### [Assigned task]
Scan the records for the word "shield". Report each line where it occurs.

______________________________

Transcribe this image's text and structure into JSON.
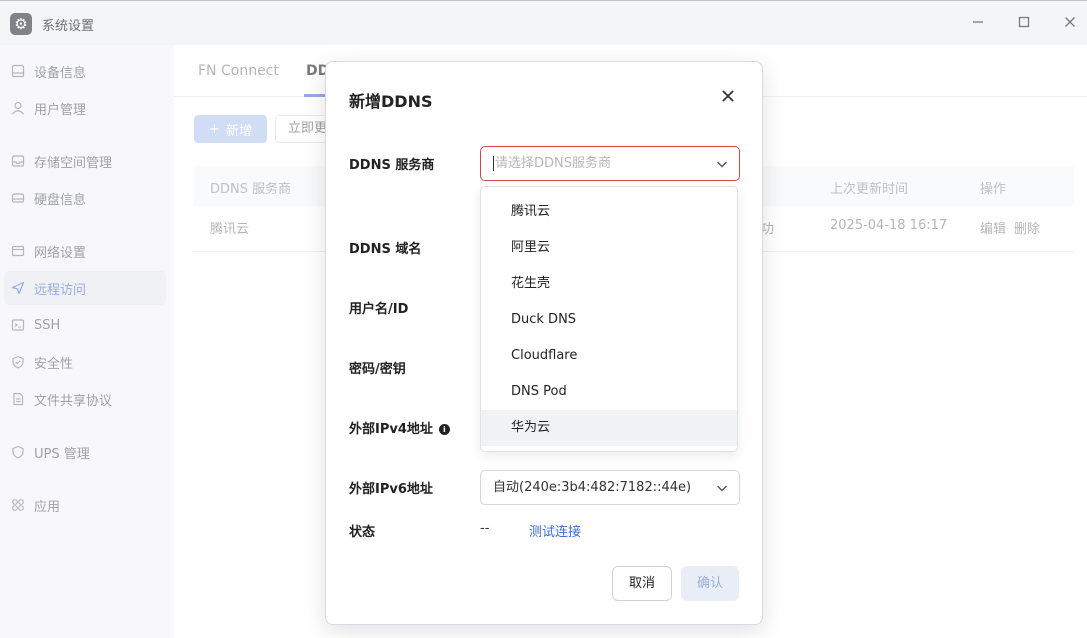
{
  "window": {
    "title": "系统设置",
    "app_icon": "gear-icon",
    "minimize": "—",
    "maximize": "☐",
    "close": "✕"
  },
  "sidebar": {
    "items": [
      {
        "label": "设备信息",
        "icon": "device-icon"
      },
      {
        "label": "用户管理",
        "icon": "user-icon"
      },
      {
        "label": "存储空间管理",
        "icon": "storage-icon"
      },
      {
        "label": "硬盘信息",
        "icon": "disk-icon"
      },
      {
        "label": "网络设置",
        "icon": "network-icon"
      },
      {
        "label": "远程访问",
        "icon": "send-icon",
        "active": true
      },
      {
        "label": "SSH",
        "icon": "terminal-icon"
      },
      {
        "label": "安全性",
        "icon": "shield-icon"
      },
      {
        "label": "文件共享协议",
        "icon": "file-icon"
      },
      {
        "label": "UPS 管理",
        "icon": "ups-shield-icon"
      },
      {
        "label": "应用",
        "icon": "apps-icon"
      }
    ]
  },
  "main": {
    "tabs": [
      {
        "label": "FN Connect"
      },
      {
        "label": "DDNS",
        "active": true
      }
    ],
    "add_button": "新增",
    "update_button": "立即更新",
    "table": {
      "headers": [
        "DDNS 服务商",
        "上次更新时间",
        "操作"
      ],
      "rows": [
        {
          "provider": "腾讯云",
          "status": "成功",
          "updated": "2025-04-18 16:17",
          "edit": "编辑",
          "delete": "删除"
        }
      ]
    }
  },
  "dialog": {
    "title": "新增DDNS",
    "labels": {
      "provider": "DDNS 服务商",
      "domain": "DDNS 域名",
      "username": "用户名/ID",
      "password": "密码/密钥",
      "ipv4": "外部IPv4地址",
      "ipv6": "外部IPv6地址",
      "status": "状态"
    },
    "provider_placeholder": "请选择DDNS服务商",
    "ipv6_value": "自动(240e:3b4:482:7182::44e)",
    "status_value": "--",
    "test_link": "测试连接",
    "cancel": "取消",
    "confirm": "确认"
  },
  "dropdown": {
    "options": [
      "腾讯云",
      "阿里云",
      "花生壳",
      "Duck DNS",
      "Cloudflare",
      "DNS Pod",
      "华为云"
    ],
    "hovered": "华为云"
  }
}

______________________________

### [Exercise solution]
        "icon": "shield-icon"
        "icon": "ups-shield-icon"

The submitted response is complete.